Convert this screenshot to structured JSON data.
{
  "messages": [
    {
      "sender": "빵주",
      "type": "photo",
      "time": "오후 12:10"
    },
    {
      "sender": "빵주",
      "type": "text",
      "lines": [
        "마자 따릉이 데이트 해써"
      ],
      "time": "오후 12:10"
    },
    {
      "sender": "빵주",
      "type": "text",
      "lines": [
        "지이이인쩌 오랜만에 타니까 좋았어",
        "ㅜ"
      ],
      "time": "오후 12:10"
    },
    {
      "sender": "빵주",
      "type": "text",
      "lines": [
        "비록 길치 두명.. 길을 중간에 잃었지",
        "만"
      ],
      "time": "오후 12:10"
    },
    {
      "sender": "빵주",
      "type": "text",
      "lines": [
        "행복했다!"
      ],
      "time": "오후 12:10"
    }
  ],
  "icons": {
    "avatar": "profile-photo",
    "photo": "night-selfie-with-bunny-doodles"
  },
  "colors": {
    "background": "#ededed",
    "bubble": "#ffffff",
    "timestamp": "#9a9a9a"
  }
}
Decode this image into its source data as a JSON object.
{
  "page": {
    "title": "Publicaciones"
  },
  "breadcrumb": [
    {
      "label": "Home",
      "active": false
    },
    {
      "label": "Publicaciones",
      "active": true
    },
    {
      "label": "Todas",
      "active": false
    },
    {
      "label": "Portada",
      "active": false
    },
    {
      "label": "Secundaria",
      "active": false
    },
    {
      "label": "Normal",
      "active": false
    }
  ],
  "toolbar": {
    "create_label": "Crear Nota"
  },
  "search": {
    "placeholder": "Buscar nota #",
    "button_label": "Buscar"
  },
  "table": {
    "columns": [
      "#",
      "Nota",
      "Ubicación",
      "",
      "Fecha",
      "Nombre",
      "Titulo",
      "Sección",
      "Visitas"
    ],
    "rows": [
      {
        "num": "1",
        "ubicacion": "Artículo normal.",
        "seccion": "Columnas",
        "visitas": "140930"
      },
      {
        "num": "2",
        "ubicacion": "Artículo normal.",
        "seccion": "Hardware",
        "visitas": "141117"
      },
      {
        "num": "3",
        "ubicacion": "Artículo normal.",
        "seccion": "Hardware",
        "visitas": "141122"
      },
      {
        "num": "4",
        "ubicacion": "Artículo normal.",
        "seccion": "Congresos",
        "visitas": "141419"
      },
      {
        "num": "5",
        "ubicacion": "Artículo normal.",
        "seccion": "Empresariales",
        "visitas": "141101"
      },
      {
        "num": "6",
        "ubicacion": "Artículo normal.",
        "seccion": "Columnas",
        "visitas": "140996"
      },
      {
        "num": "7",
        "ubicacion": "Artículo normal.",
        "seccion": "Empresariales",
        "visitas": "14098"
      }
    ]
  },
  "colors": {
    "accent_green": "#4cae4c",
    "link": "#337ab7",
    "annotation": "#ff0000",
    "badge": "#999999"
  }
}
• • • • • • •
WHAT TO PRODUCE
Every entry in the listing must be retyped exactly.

RESULT FOR THIS TASK
Convert this screenshot to structured JSON data.
{
  "messages": [
    {
      "sender": "빵주",
      "type": "photo",
      "time": "오후 12:10"
    },
    {
      "sender": "빵주",
      "type": "text",
      "lines": [
        "마자 따릉이 데이트 해써"
      ],
      "time": "오후 12:10"
    },
    {
      "sender": "빵주",
      "type": "text",
      "lines": [
        "지이이인쩌 오랜만에 타니까 좋았어",
        "ㅜ"
      ],
      "time": "오후 12:10"
    },
    {
      "sender": "빵주",
      "type": "text",
      "lines": [
        "비록 길치 두명.. 길을 중간에 잃었지",
        "만"
      ],
      "time": "오후 12:10"
    },
    {
      "sender": "빵주",
      "type": "text",
      "lines": [
        "행복했다!"
      ],
      "time": "오후 12:10"
    }
  ],
  "icons": {
    "avatar": "profile-photo",
    "photo": "night-selfie-with-bunny-doodles"
  },
  "colors": {
    "background": "#ededed",
    "bubble": "#ffffff",
    "timestamp": "#9a9a9a"
  }
}
Decode this image into its source data as a JSON object.
{
  "page": {
    "title": "Publicaciones"
  },
  "breadcrumb": [
    {
      "label": "Home",
      "active": false
    },
    {
      "label": "Publicaciones",
      "active": true
    },
    {
      "label": "Todas",
      "active": false
    },
    {
      "label": "Portada",
      "active": false
    },
    {
      "label": "Secundaria",
      "active": false
    },
    {
      "label": "Normal",
      "active": false
    }
  ],
  "toolbar": {
    "create_label": "Crear Nota"
  },
  "search": {
    "placeholder": "Buscar nota #",
    "button_label": "Buscar"
  },
  "table": {
    "columns": [
      "#",
      "Nota",
      "Ubicación",
      "",
      "Fecha",
      "Nombre",
      "Titulo",
      "Sección",
      "Visitas"
    ],
    "rows": [
      {
        "num": "1",
        "ubicacion": "Artículo normal.",
        "seccion": "Columnas",
        "visitas": "140930"
      },
      {
        "num": "2",
        "ubicacion": "Artículo normal.",
        "seccion": "Hardware",
        "visitas": "141117"
      },
      {
        "num": "3",
        "ubicacion": "Artículo normal.",
        "seccion": "Hardware",
        "visitas": "141122"
      },
      {
        "num": "4",
        "ubicacion": "Artículo normal.",
        "seccion": "Congresos",
        "visitas": "141419"
      },
      {
        "num": "5",
        "ubicacion": "Artículo normal.",
        "seccion": "Empresariales",
        "visitas": "141101"
      },
      {
        "num": "6",
        "ubicacion": "Artículo normal.",
        "seccion": "Columnas",
        "visitas": "140996"
      },
      {
        "num": "7",
        "ubicacion": "Artículo normal.",
        "seccion": "Empresariales",
        "visitas": "14098"
      }
    ]
  },
  "colors": {
    "accent_green": "#4cae4c",
    "link": "#337ab7",
    "annotation": "#ff0000",
    "badge": "#999999"
  }
}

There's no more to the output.